Innovatively bringing together academics and practitioners, AfterWords will offer structured snapshots from across the twentieth century onwards: focussing on the defining tenets of modernism, the post-war turn, and post-1990 culture of the Berlin Republic.
Narratives of Female Exhaustion around 1900 and 2000
The project aims to highlight and systematize female exhaustion narratives around 1900 and 2000. By combining discourse analysis and a gender theoretical perspective with a narratological approach, the project renders discourses of exhaustion, femininity and work in their respective formations of motifs and structures visible and analyzable.
Geopolitics of Literary Translation
The project examines the development of the Literary Colloquium Berlin (LCB) into a centre of literary translation funding in a national and European context.
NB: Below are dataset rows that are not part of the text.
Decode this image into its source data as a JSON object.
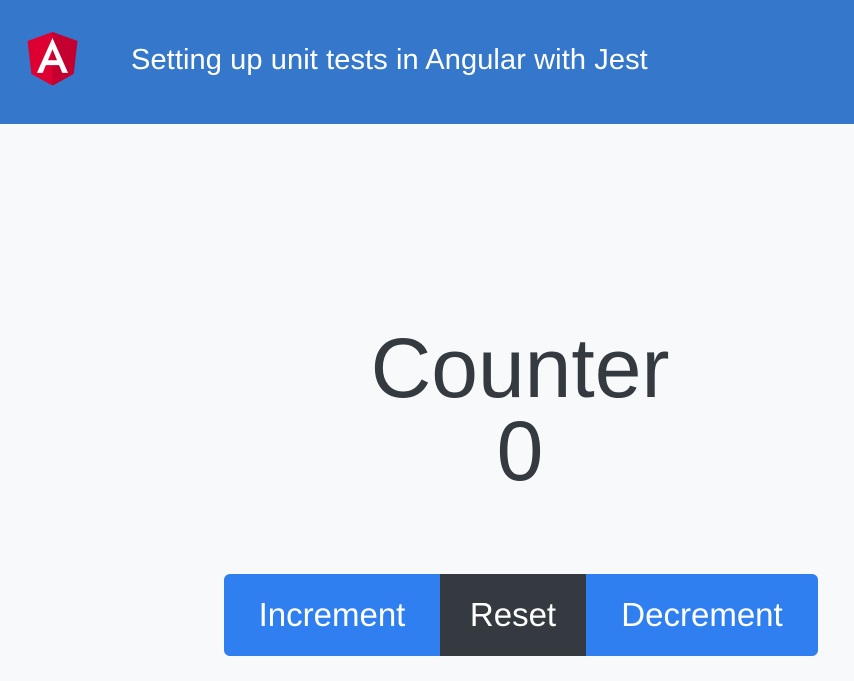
{
  "header": {
    "logo_icon": "angular-logo-icon",
    "logo_letter": "A",
    "title": "Setting up unit tests in Angular with Jest",
    "background": "#3577cb"
  },
  "main": {
    "heading": "Counter",
    "count": "0"
  },
  "actions": {
    "increment_label": "Increment",
    "reset_label": "Reset",
    "decrement_label": "Decrement"
  },
  "colors": {
    "primary": "#2f7ff0",
    "dark": "#343a40",
    "angular_red": "#dd0031",
    "angular_dark_red": "#c3002f"
  }
}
The aim of the project is, firstly, the historical reconstruction of this development, and secondly, a translation-sociological field-analysis and interpretation of the translation transfers undertaken by the LCB.
The project’s objective is to develop ways of approaching formations of meaning that are not guided by the prevailing model of criticism. Critical tools developed in the disciplines shall be used in a more cautious and thoughtful way in order to satisfy one’s own experience of art. It is about admiring things as a critic, to be driven by curiosity, to give in to surprise – in short: to exceed one’s own knowledge.
The development of the European tragedy involves a pervasive transformation in the imagination of tragic elements. What are the consequences in terms of cultural history and gender politics?
Community as Retrotopia?
The comparative study at the intersection of literature and cultural anthropology analyzes imageries of community in selected literary texts and video artworks within the context of categories such as belonging, recognition, and solidarity.